I am a beautiful monster
who shares his secrets with the wind.
What I love most in others
It’s a compelling thing for Doireann Ni Ghrioghair and Vanessa Mitter to use Francis Picabia as their muse, he would have readily returned the compliment. The opening stanza quoted above from Picabia’s poem BACCARAT, speaks of excess and a gleeful narcissism; the two qualities Ni Ghrioghair and Mitter employ to effect in their work, pushing the notion of taste to the limit. I am a Beautiful Monster posits our Western cultural landscape as a stream of excesses and self-serving distortions.
For Ni Ghrioghair classical architecture, with its columns standing proud and erect, is the perfect symbol of excess and narcissistic entitlement. Taking latex moulds of the eighteenth-century architecture of Dublin Castle, she mercilessly recast those columns in the unsupported latex moulds causing the columns to bend, buckle, deflate and become flaccid. If classical columns project an idealised form, Ni Ghrioghair’s sculptures render their subjects flawed, bulging, and fatigued with a magnetic allure. These historical fragments become enervated totems to a faltering empire.

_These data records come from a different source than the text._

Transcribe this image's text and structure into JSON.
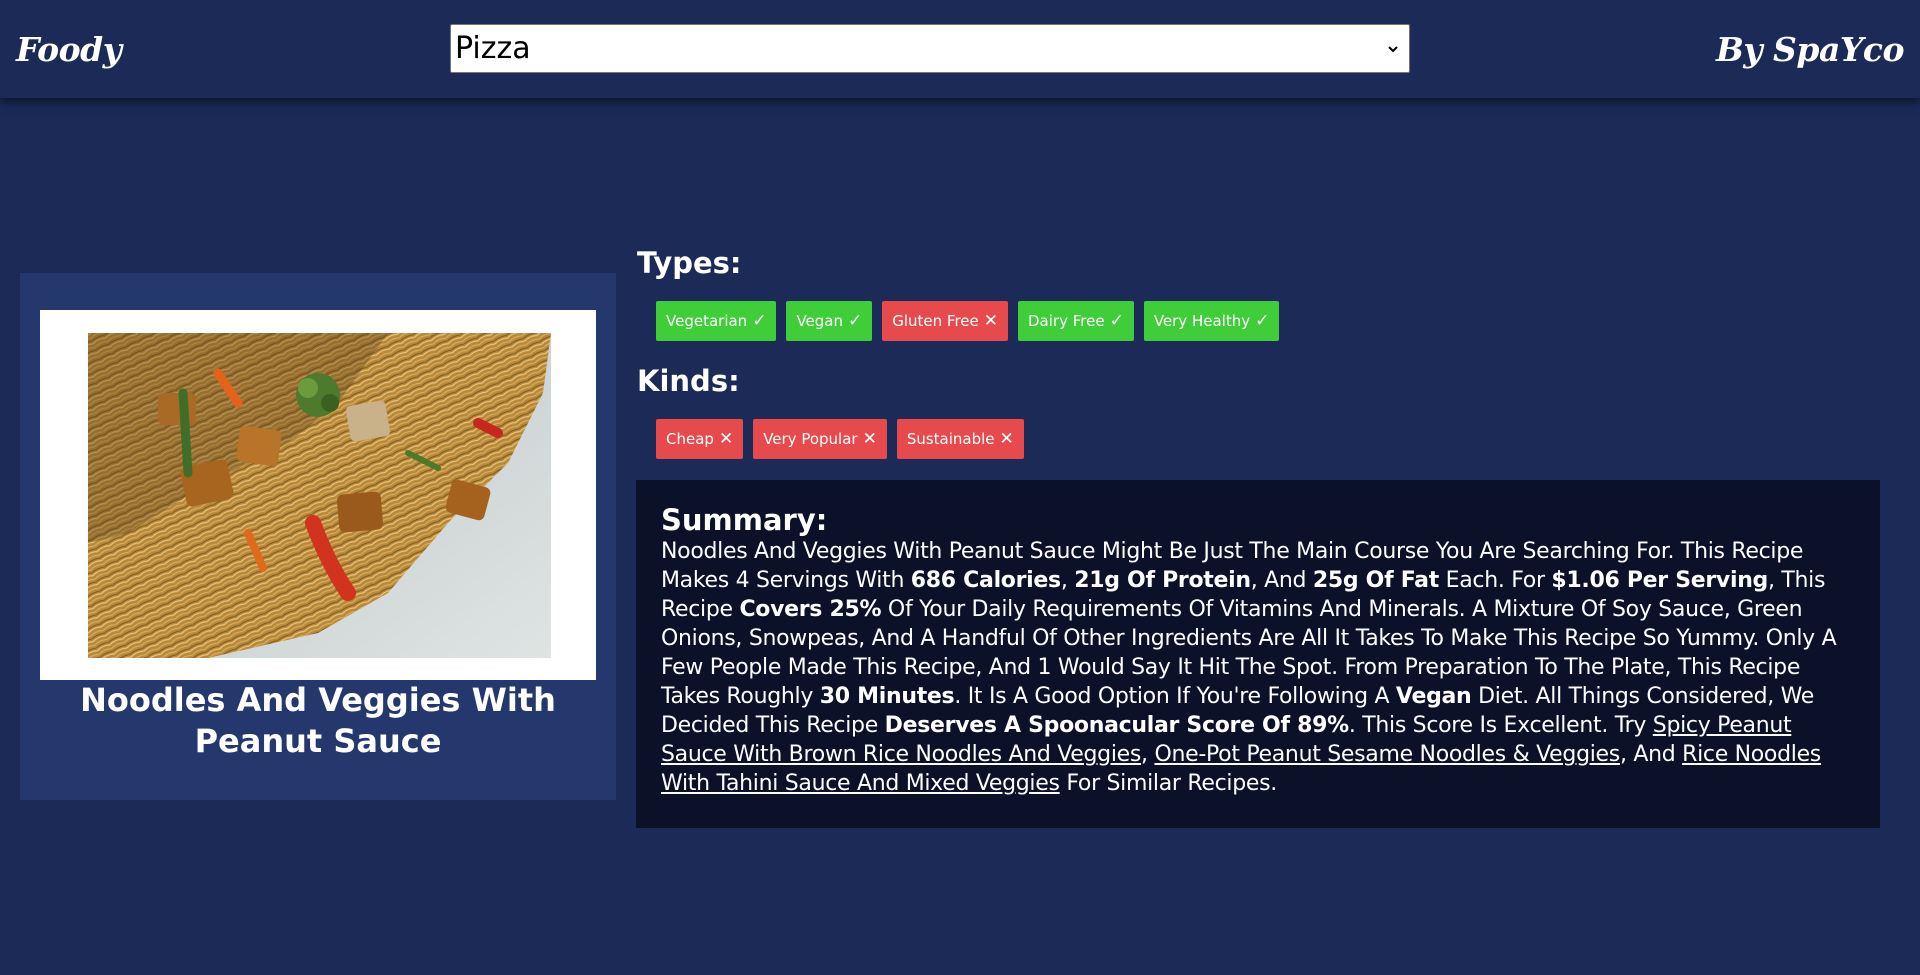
{
  "header": {
    "brand": "Foody",
    "byline": "By SpaYco",
    "search_select": {
      "value": "Pizza"
    }
  },
  "recipe": {
    "title": "Noodles And Veggies With Peanut Sauce",
    "image_alt": "Noodles and veggies stir fry photo"
  },
  "types": {
    "heading": "Types:",
    "tags": [
      {
        "label": "Vegetarian",
        "mark": "✓",
        "status": "yes"
      },
      {
        "label": "Vegan",
        "mark": "✓",
        "status": "yes"
      },
      {
        "label": "Gluten Free",
        "mark": "✕",
        "status": "no"
      },
      {
        "label": "Dairy Free",
        "mark": "✓",
        "status": "yes"
      },
      {
        "label": "Very Healthy",
        "mark": "✓",
        "status": "yes"
      }
    ]
  },
  "kinds": {
    "heading": "Kinds:",
    "tags": [
      {
        "label": "Cheap",
        "mark": "✕",
        "status": "no"
      },
      {
        "label": "Very Popular",
        "mark": "✕",
        "status": "no"
      },
      {
        "label": "Sustainable",
        "mark": "✕",
        "status": "no"
      }
    ]
  },
  "summary": {
    "heading": "Summary:",
    "segments": [
      {
        "t": "text",
        "v": "Noodles And Veggies With Peanut Sauce Might Be Just The Main Course You Are Searching For. This Recipe Makes 4 Servings With "
      },
      {
        "t": "bold",
        "v": "686 Calories"
      },
      {
        "t": "text",
        "v": ", "
      },
      {
        "t": "bold",
        "v": "21g Of Protein"
      },
      {
        "t": "text",
        "v": ", And "
      },
      {
        "t": "bold",
        "v": "25g Of Fat"
      },
      {
        "t": "text",
        "v": " Each. For "
      },
      {
        "t": "bold",
        "v": "$1.06 Per Serving"
      },
      {
        "t": "text",
        "v": ", This Recipe "
      },
      {
        "t": "bold",
        "v": "Covers 25%"
      },
      {
        "t": "text",
        "v": " Of Your Daily Requirements Of Vitamins And Minerals. A Mixture Of Soy Sauce, Green Onions, Snowpeas, And A Handful Of Other Ingredients Are All It Takes To Make This Recipe So Yummy. Only A Few People Made This Recipe, And 1 Would Say It Hit The Spot. From Preparation To The Plate, This Recipe Takes Roughly "
      },
      {
        "t": "bold",
        "v": "30 Minutes"
      },
      {
        "t": "text",
        "v": ". It Is A Good Option If You're Following A "
      },
      {
        "t": "bold",
        "v": "Vegan"
      },
      {
        "t": "text",
        "v": " Diet. All Things Considered, We Decided This Recipe "
      },
      {
        "t": "bold",
        "v": "Deserves A Spoonacular Score Of 89%"
      },
      {
        "t": "text",
        "v": ". This Score Is Excellent. Try "
      },
      {
        "t": "link",
        "v": "Spicy Peanut Sauce With Brown Rice Noodles And Veggies"
      },
      {
        "t": "text",
        "v": ", "
      },
      {
        "t": "link",
        "v": "One-Pot Peanut Sesame Noodles & Veggies"
      },
      {
        "t": "text",
        "v": ", And "
      },
      {
        "t": "link",
        "v": "Rice Noodles With Tahini Sauce And Mixed Veggies"
      },
      {
        "t": "text",
        "v": " For Similar Recipes."
      }
    ]
  },
  "colors": {
    "background": "#1b2a57",
    "card": "#25386e",
    "summary_bg": "#0b1128",
    "tag_yes": "#3fce3a",
    "tag_no": "#e74a4d"
  }
}
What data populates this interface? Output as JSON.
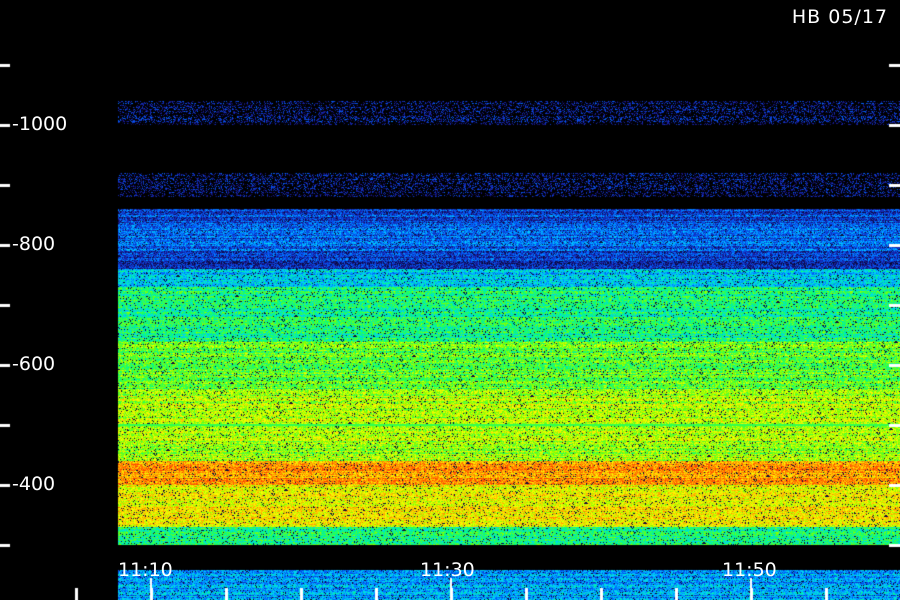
{
  "chart_data": {
    "type": "heatmap",
    "title": "",
    "station_label": "HB 05/17",
    "xlabel": "",
    "ylabel": "",
    "x_ticks": [
      "11:10",
      "11:30",
      "11:50"
    ],
    "y_ticks": [
      1000,
      800,
      600,
      400
    ],
    "y_minor_ticks": [
      1100,
      900,
      700,
      500,
      300
    ],
    "ylim": [
      300,
      1100
    ],
    "colormap": [
      "#000000",
      "#1a1a9a",
      "#0060ff",
      "#00d0ff",
      "#00ff80",
      "#80ff00",
      "#ffff00",
      "#ff9000",
      "#ff3000"
    ],
    "intensity_bands": [
      {
        "y_from": 1000,
        "y_to": 1040,
        "level": 0.12
      },
      {
        "y_from": 880,
        "y_to": 920,
        "level": 0.12
      },
      {
        "y_from": 830,
        "y_to": 860,
        "level": 0.2
      },
      {
        "y_from": 790,
        "y_to": 830,
        "level": 0.25
      },
      {
        "y_from": 760,
        "y_to": 790,
        "level": 0.18
      },
      {
        "y_from": 730,
        "y_to": 760,
        "level": 0.38
      },
      {
        "y_from": 640,
        "y_to": 730,
        "level": 0.5
      },
      {
        "y_from": 560,
        "y_to": 640,
        "level": 0.6
      },
      {
        "y_from": 500,
        "y_to": 560,
        "level": 0.68
      },
      {
        "y_from": 440,
        "y_to": 500,
        "level": 0.66
      },
      {
        "y_from": 400,
        "y_to": 440,
        "level": 0.86
      },
      {
        "y_from": 330,
        "y_to": 400,
        "level": 0.76
      },
      {
        "y_from": 300,
        "y_to": 330,
        "level": 0.5
      }
    ],
    "horizontal_lines": [
      500
    ],
    "grid": false,
    "legend": "none"
  }
}
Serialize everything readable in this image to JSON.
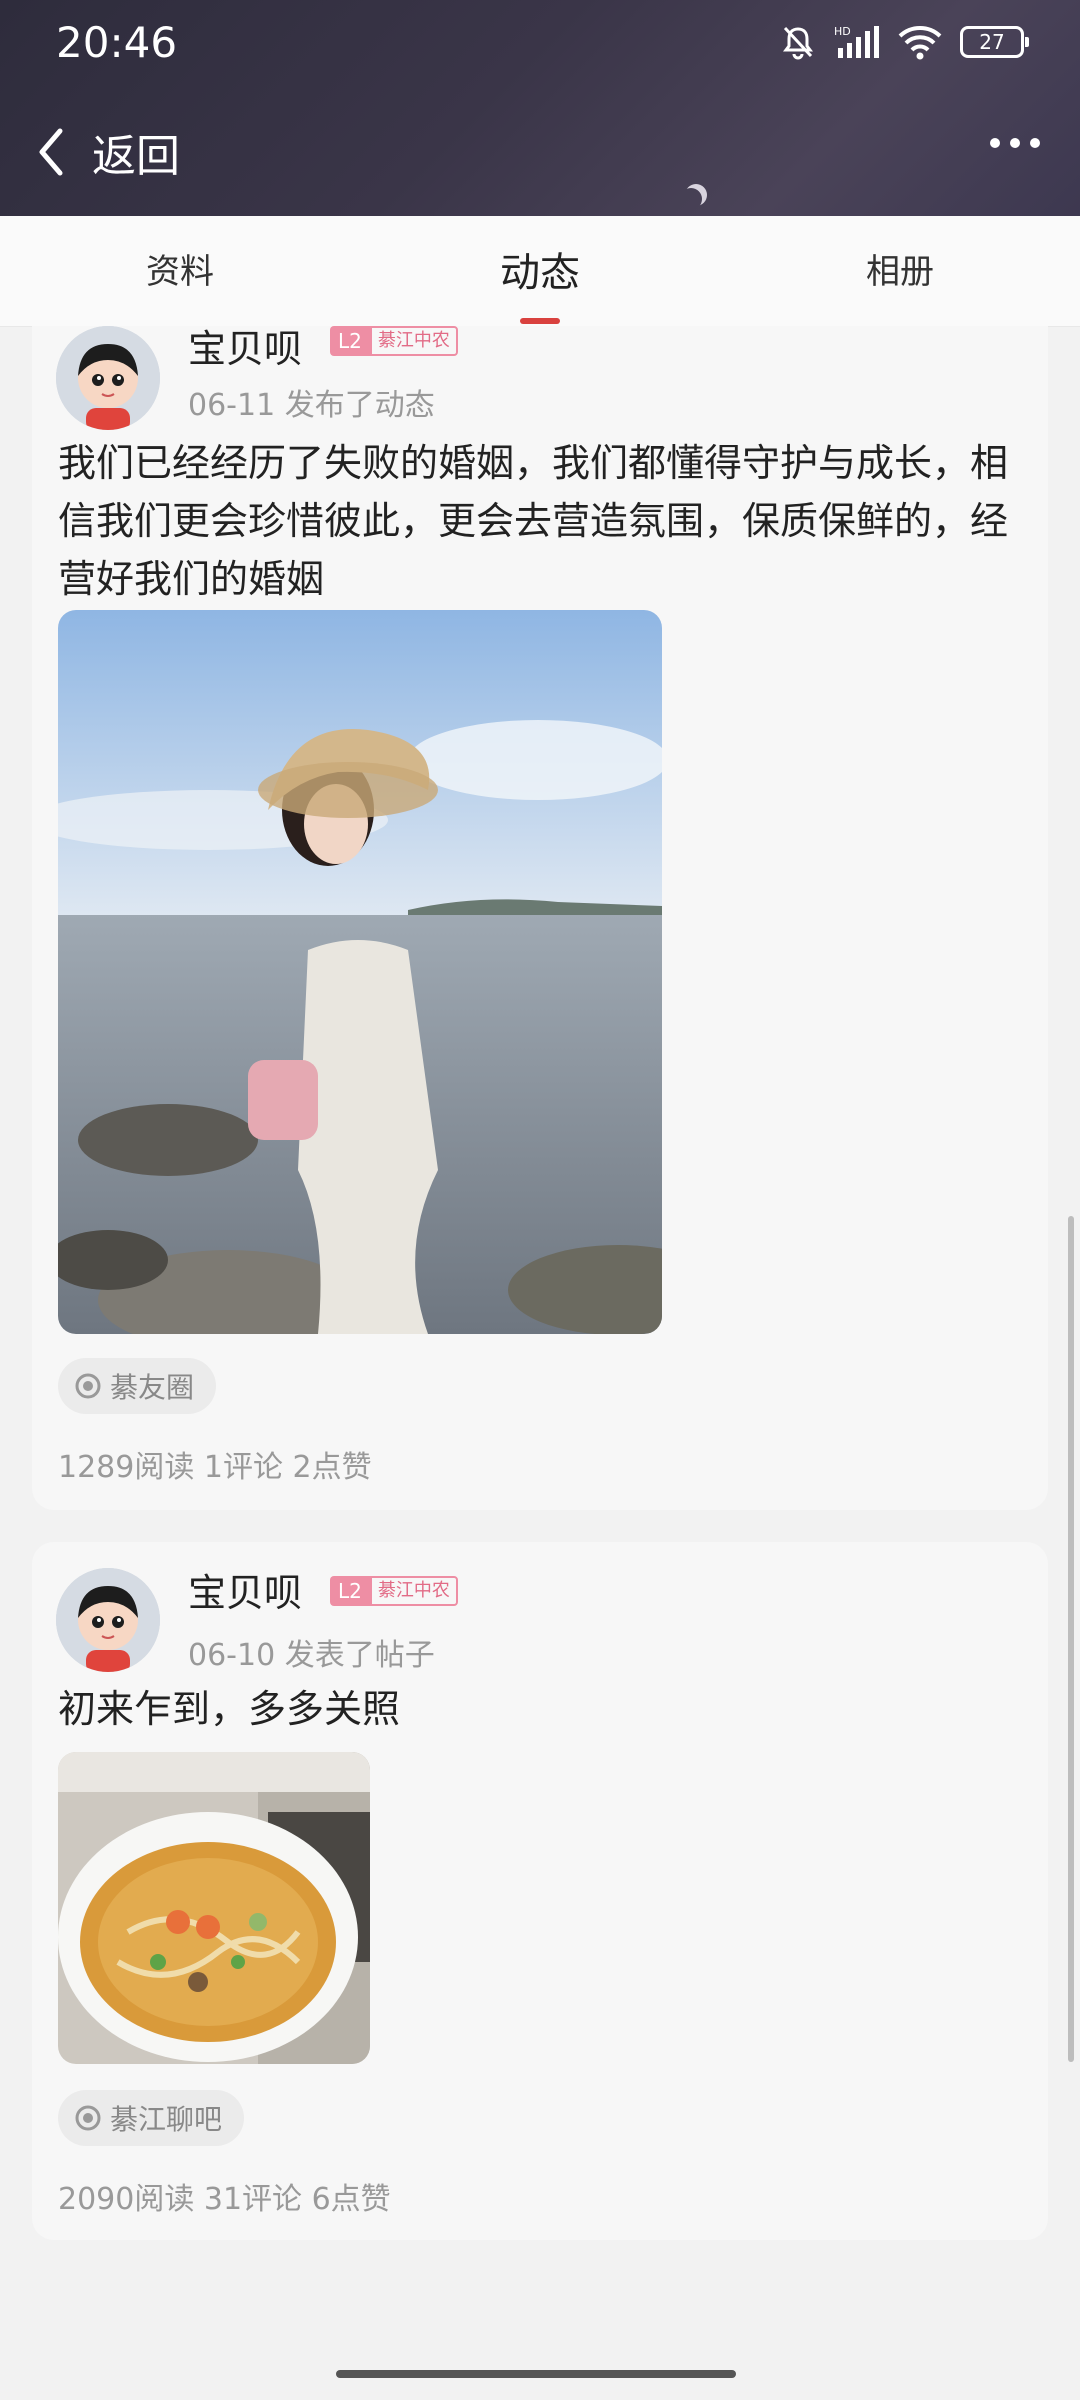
{
  "status_bar": {
    "time": "20:46",
    "battery": "27"
  },
  "header": {
    "back_label": "返回"
  },
  "tabs": [
    {
      "label": "资料",
      "active": false
    },
    {
      "label": "动态",
      "active": true
    },
    {
      "label": "相册",
      "active": false
    }
  ],
  "posts": [
    {
      "username": "宝贝呗",
      "level": "L2",
      "region_badge": "綦江中农",
      "meta": "06-11 发布了动态",
      "text": "我们已经经历了失败的婚姻，我们都懂得守护与成长，相信我们更会珍惜彼此，更会去营造氛围，保质保鲜的，经营好我们的婚姻",
      "tag": "綦友圈",
      "stats": "1289阅读 1评论 2点赞"
    },
    {
      "username": "宝贝呗",
      "level": "L2",
      "region_badge": "綦江中农",
      "meta": "06-10 发表了帖子",
      "text": "初来乍到，多多关照",
      "tag": "綦江聊吧",
      "stats": "2090阅读 31评论 6点赞"
    }
  ],
  "colors": {
    "accent": "#d9413e",
    "badge": "#ee8ea4"
  }
}
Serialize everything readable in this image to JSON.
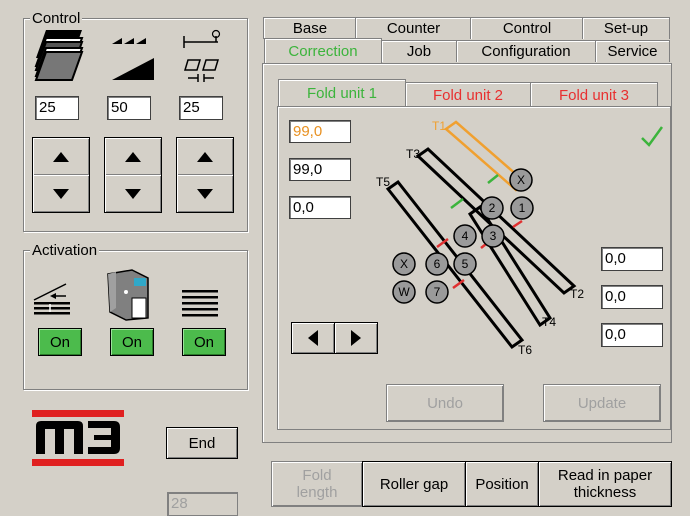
{
  "control": {
    "title": "Control",
    "fields": [
      "25",
      "50",
      "25"
    ]
  },
  "activation": {
    "title": "Activation",
    "buttons": [
      "On",
      "On",
      "On"
    ]
  },
  "end_label": "End",
  "counter_value": "28",
  "top_tabs_row1": [
    "Base",
    "Counter",
    "Control",
    "Set-up"
  ],
  "top_tabs_row2": [
    "Correction",
    "Job",
    "Configuration",
    "Service"
  ],
  "fold_tabs": [
    "Fold unit 1",
    "Fold unit 2",
    "Fold unit 3"
  ],
  "left_fields": [
    "99,0",
    "99,0",
    "0,0"
  ],
  "right_fields": [
    "0,0",
    "0,0",
    "0,0"
  ],
  "diagram": {
    "labels": [
      "T1",
      "T3",
      "T5",
      "T2",
      "T4",
      "T6"
    ],
    "rollers": [
      "X",
      "2",
      "1",
      "4",
      "3",
      "X",
      "6",
      "5",
      "W",
      "7"
    ]
  },
  "undo_label": "Undo",
  "update_label": "Update",
  "bottom_buttons": [
    "Fold\nlength",
    "Roller gap",
    "Position",
    "Read in paper\nthickness"
  ],
  "colors": {
    "active_tab": "#3cb43c",
    "fold_tab": "#e83030",
    "highlight_value": "#e89020",
    "check": "#3cb43c",
    "on_button": "#4cbb4c"
  }
}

Mitter’s paintings are high-octane and caustic, using the female form, that excessively sexualised allegory of all that is good, to make her point that the female gender is wrapped in a sweetness that can only ever mean ‘superfluous’ – like a perfectly formed, plump and curvy hollow candy wrapper. She uses endless layers of patterning, collage, and florid colouring to deliberate extreme; to the point that when viewed in the flesh, they are almost too vivid, too excessive.
Even with these in-your-face distortions, the works in I am a Beautiful Monster, have a beauty about them. It’s beauty on their terms, which is what true beauty is.